**Task requirements**
Below are entries; count each line that holds the word "FAST" and report the number without any other words.

**Entries supplied**
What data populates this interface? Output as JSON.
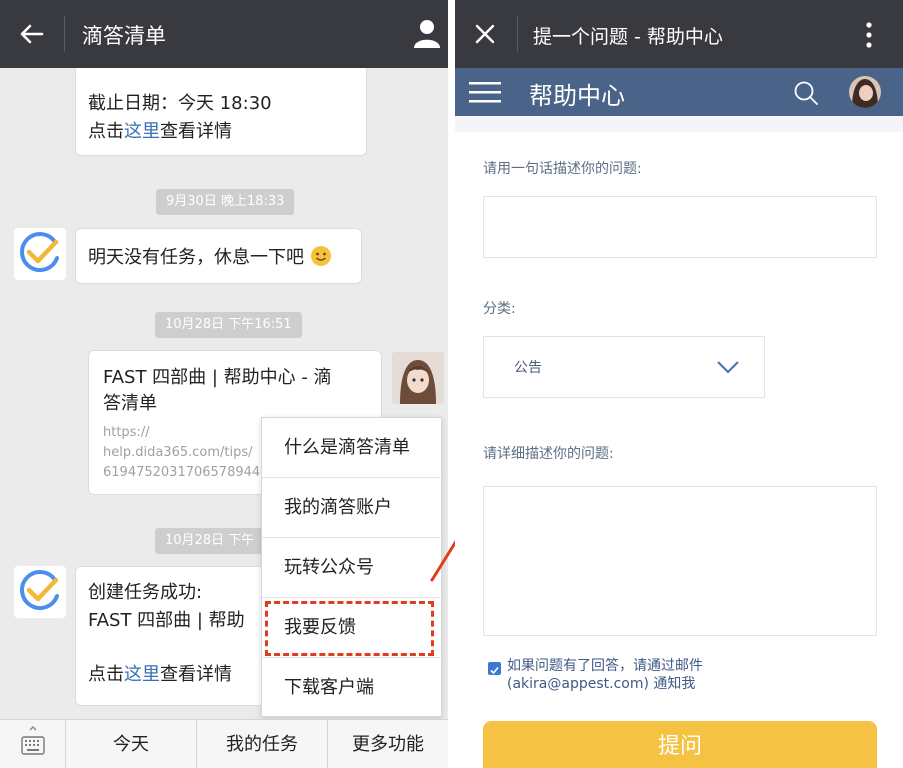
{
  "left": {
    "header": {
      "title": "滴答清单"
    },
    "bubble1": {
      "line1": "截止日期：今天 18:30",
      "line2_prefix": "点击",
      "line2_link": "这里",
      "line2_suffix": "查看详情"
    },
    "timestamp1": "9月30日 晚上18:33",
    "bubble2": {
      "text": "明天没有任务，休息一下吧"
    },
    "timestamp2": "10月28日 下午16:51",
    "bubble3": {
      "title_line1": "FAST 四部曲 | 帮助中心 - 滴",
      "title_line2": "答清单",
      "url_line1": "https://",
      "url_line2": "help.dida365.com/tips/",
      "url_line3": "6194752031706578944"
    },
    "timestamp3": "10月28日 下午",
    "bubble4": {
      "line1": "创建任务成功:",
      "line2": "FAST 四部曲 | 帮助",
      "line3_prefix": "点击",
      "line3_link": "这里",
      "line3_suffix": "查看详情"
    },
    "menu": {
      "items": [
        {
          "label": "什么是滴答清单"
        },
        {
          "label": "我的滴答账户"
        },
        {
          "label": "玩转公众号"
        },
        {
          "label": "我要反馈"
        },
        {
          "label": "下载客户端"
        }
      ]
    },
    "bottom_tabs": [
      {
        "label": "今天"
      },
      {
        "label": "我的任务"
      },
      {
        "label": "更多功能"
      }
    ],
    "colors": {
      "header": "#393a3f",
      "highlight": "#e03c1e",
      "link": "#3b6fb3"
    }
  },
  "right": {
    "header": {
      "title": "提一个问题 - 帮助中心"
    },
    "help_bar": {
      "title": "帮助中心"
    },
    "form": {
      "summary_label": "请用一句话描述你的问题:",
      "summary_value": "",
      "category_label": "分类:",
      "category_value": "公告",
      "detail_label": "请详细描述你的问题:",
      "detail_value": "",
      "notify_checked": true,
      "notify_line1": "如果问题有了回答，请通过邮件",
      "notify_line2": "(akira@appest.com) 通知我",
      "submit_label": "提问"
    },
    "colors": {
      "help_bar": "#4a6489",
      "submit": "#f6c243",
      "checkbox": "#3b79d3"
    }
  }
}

**Written response**
2